Directions for this task: A word-for-word repeat of the records below is what this calls for.

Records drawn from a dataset

[Start of section]

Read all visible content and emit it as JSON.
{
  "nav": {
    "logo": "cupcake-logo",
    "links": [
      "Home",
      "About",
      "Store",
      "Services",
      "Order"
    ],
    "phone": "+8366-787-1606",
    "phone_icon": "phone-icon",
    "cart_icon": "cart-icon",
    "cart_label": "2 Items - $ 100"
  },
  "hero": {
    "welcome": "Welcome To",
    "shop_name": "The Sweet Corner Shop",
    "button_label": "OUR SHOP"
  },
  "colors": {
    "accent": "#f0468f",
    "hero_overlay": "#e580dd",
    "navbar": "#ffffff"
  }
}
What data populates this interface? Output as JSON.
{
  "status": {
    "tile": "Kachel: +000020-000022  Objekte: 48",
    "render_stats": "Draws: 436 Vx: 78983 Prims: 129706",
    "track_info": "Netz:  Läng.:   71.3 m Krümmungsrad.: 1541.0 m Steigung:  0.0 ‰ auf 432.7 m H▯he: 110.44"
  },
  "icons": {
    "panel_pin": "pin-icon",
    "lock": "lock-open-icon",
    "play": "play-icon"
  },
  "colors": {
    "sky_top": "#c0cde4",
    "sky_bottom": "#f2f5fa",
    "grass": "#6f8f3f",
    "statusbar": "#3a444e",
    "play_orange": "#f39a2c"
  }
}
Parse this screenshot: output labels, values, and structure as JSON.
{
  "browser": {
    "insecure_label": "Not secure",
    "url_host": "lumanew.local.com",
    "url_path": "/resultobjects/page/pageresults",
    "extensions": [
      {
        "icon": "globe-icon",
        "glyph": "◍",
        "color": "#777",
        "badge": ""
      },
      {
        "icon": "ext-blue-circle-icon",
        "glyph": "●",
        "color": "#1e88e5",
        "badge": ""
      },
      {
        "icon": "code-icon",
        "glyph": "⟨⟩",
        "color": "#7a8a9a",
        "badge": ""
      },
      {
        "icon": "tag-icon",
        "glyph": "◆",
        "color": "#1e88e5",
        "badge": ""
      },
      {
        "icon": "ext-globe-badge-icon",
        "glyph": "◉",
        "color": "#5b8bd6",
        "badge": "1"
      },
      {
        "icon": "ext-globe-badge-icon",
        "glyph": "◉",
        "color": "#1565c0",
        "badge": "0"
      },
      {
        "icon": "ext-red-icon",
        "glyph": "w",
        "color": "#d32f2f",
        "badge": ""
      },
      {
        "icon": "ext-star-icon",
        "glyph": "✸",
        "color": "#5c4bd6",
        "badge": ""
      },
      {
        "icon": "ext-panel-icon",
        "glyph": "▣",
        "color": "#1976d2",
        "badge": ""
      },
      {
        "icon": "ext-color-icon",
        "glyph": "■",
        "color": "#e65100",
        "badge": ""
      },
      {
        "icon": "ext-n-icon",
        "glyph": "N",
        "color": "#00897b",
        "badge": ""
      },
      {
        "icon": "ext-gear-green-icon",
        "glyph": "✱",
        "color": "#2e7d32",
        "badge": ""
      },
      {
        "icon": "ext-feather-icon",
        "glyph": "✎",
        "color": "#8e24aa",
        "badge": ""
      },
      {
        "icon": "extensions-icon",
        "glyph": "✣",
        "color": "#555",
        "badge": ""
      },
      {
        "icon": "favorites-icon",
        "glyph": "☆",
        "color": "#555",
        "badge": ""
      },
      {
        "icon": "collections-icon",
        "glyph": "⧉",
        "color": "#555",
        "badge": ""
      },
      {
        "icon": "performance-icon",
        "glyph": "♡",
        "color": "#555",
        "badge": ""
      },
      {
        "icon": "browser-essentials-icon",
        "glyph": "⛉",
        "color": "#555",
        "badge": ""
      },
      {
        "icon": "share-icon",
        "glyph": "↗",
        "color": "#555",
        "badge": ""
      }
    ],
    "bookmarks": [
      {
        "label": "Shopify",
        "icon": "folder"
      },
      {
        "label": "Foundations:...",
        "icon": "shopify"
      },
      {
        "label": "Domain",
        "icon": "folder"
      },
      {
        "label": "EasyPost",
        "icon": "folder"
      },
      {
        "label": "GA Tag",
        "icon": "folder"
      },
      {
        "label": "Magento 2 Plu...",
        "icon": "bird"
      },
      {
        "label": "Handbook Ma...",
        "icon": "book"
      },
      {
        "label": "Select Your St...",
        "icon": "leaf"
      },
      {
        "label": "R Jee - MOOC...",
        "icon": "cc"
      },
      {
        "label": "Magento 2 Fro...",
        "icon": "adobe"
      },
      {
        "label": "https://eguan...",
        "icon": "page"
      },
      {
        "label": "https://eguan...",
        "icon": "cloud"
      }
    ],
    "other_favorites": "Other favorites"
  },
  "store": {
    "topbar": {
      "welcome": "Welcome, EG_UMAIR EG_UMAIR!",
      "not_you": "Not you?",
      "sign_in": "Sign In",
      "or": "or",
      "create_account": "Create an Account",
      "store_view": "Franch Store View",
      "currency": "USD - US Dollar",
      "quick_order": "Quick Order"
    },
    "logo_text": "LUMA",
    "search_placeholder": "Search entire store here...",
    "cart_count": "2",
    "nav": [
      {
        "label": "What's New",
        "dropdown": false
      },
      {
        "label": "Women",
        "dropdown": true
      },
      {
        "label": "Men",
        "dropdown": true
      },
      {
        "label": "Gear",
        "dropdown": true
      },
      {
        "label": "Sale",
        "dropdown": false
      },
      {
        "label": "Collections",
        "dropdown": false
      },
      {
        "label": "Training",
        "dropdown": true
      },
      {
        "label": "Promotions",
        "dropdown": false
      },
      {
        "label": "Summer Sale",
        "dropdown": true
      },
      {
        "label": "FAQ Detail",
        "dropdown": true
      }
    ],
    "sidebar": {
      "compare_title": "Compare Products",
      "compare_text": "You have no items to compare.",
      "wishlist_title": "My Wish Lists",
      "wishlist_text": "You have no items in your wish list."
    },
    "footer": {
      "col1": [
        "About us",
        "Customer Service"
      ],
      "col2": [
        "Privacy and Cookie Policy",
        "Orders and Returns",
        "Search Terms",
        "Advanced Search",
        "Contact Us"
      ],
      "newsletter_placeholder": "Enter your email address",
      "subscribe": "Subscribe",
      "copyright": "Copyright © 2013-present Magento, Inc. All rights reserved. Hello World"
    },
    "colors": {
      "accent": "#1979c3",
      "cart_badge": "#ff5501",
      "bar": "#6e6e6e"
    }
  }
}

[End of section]

Solved problem:
Read all visible content and emit it as JSON.
{
  "nav": {
    "logo": "cupcake-logo",
    "links": [
      "Home",
      "About",
      "Store",
      "Services",
      "Order"
    ],
    "phone": "+8366-787-1606",
    "phone_icon": "phone-icon",
    "cart_icon": "cart-icon",
    "cart_label": "2 Items - $ 100"
  },
  "hero": {
    "welcome": "Welcome To",
    "shop_name": "The Sweet Corner Shop",
    "button_label": "OUR SHOP"
  },
  "colors": {
    "accent": "#f0468f",
    "hero_overlay": "#e580dd",
    "navbar": "#ffffff"
  }
}
What data populates this interface? Output as JSON.
{
  "status": {
    "tile": "Kachel: +000020-000022  Objekte: 48",
    "render_stats": "Draws: 436 Vx: 78983 Prims: 129706",
    "track_info": "Netz:  Läng.:   71.3 m Krümmungsrad.: 1541.0 m Steigung:  0.0 ‰ auf 432.7 m H▯he: 110.44"
  },
  "icons": {
    "panel_pin": "pin-icon",
    "lock": "lock-open-icon",
    "play": "play-icon"
  },
  "colors": {
    "sky_top": "#c0cde4",
    "sky_bottom": "#f2f5fa",
    "grass": "#6f8f3f",
    "statusbar": "#3a444e",
    "play_orange": "#f39a2c"
  }
}
Parse this screenshot: output labels, values, and structure as JSON.
{
  "browser": {
    "insecure_label": "Not secure",
    "url_host": "lumanew.local.com",
    "url_path": "/resultobjects/page/pageresults",
    "extensions": [
      {
        "icon": "globe-icon",
        "glyph": "◍",
        "color": "#777",
        "badge": ""
      },
      {
        "icon": "ext-blue-circle-icon",
        "glyph": "●",
        "color": "#1e88e5",
        "badge": ""
      },
      {
        "icon": "code-icon",
        "glyph": "⟨⟩",
        "color": "#7a8a9a",
        "badge": ""
      },
      {
        "icon": "tag-icon",
        "glyph": "◆",
        "color": "#1e88e5",
        "badge": ""
      },
      {
        "icon": "ext-globe-badge-icon",
        "glyph": "◉",
        "color": "#5b8bd6",
        "badge": "1"
      },
      {
        "icon": "ext-globe-badge-icon",
        "glyph": "◉",
        "color": "#1565c0",
        "badge": "0"
      },
      {
        "icon": "ext-red-icon",
        "glyph": "w",
        "color": "#d32f2f",
        "badge": ""
      },
      {
        "icon": "ext-star-icon",
        "glyph": "✸",
        "color": "#5c4bd6",
        "badge": ""
      },
      {
        "icon": "ext-panel-icon",
        "glyph": "▣",
        "color": "#1976d2",
        "badge": ""
      },
      {
        "icon": "ext-color-icon",
        "glyph": "■",
        "color": "#e65100",
        "badge": ""
      },
      {
        "icon": "ext-n-icon",
        "glyph": "N",
        "color": "#00897b",
        "badge": ""
      },
      {
        "icon": "ext-gear-green-icon",
        "glyph": "✱",
        "color": "#2e7d32",
        "badge": ""
      },
      {
        "icon": "ext-feather-icon",
        "glyph": "✎",
        "color": "#8e24aa",
        "badge": ""
      },
      {
        "icon": "extensions-icon",
        "glyph": "✣",
        "color": "#555",
        "badge": ""
      },
      {
        "icon": "favorites-icon",
        "glyph": "☆",
        "color": "#555",
        "badge": ""
      },
      {
        "icon": "collections-icon",
        "glyph": "⧉",
        "color": "#555",
        "badge": ""
      },
      {
        "icon": "performance-icon",
        "glyph": "♡",
        "color": "#555",
        "badge": ""
      },
      {
        "icon": "browser-essentials-icon",
        "glyph": "⛉",
        "color": "#555",
        "badge": ""
      },
      {
        "icon": "share-icon",
        "glyph": "↗",
        "color": "#555",
        "badge": ""
      }
    ],
    "bookmarks": [
      {
        "label": "Shopify",
        "icon": "folder"
      },
      {
        "label": "Foundations:...",
        "icon": "shopify"
      },
      {
        "label": "Domain",
        "icon": "folder"
      },
      {
        "label": "EasyPost",
        "icon": "folder"
      },
      {
        "label": "GA Tag",
        "icon": "folder"
      },
      {
        "label": "Magento 2 Plu...",
        "icon": "bird"
      },
      {
        "label": "Handbook Ma...",
        "icon": "book"
      },
      {
        "label": "Select Your St...",
        "icon": "leaf"
      },
      {
        "label": "R Jee - MOOC...",
        "icon": "cc"
      },
      {
        "label": "Magento 2 Fro...",
        "icon": "adobe"
      },
      {
        "label": "https://eguan...",
        "icon": "page"
      },
      {
        "label": "https://eguan...",
        "icon": "cloud"
      }
    ],
    "other_favorites": "Other favorites"
  },
  "store": {
    "topbar": {
      "welcome": "Welcome, EG_UMAIR EG_UMAIR!",
      "not_you": "Not you?",
      "sign_in": "Sign In",
      "or": "or",
      "create_account": "Create an Account",
      "store_view": "Franch Store View",
      "currency": "USD - US Dollar",
      "quick_order": "Quick Order"
    },
    "logo_text": "LUMA",
    "search_placeholder": "Search entire store here...",
    "cart_count": "2",
    "nav": [
      {
        "label": "What's New",
        "dropdown": false
      },
      {
        "label": "Women",
        "dropdown": true
      },
      {
        "label": "Men",
        "dropdown": true
      },
      {
        "label": "Gear",
        "dropdown": true
      },
      {
        "label": "Sale",
        "dropdown": false
      },
      {
        "label": "Collections",
        "dropdown": false
      },
      {
        "label": "Training",
        "dropdown": true
      },
      {
        "label": "Promotions",
        "dropdown": false
      },
      {
        "label": "Summer Sale",
        "dropdown": true
      },
      {
        "label": "FAQ Detail",
        "dropdown": true
      }
    ],
    "sidebar": {
      "compare_title": "Compare Products",
      "compare_text": "You have no items to compare.",
      "wishlist_title": "My Wish Lists",
      "wishlist_text": "You have no items in your wish list."
    },
    "footer": {
      "col1": [
        "About us",
        "Customer Service"
      ],
      "col2": [
        "Privacy and Cookie Policy",
        "Orders and Returns",
        "Search Terms",
        "Advanced Search",
        "Contact Us"
      ],
      "newsletter_placeholder": "Enter your email address",
      "subscribe": "Subscribe",
      "copyright": "Copyright © 2013-present Magento, Inc. All rights reserved. Hello World"
    },
    "colors": {
      "accent": "#1979c3",
      "cart_badge": "#ff5501",
      "bar": "#6e6e6e"
    }
  }
}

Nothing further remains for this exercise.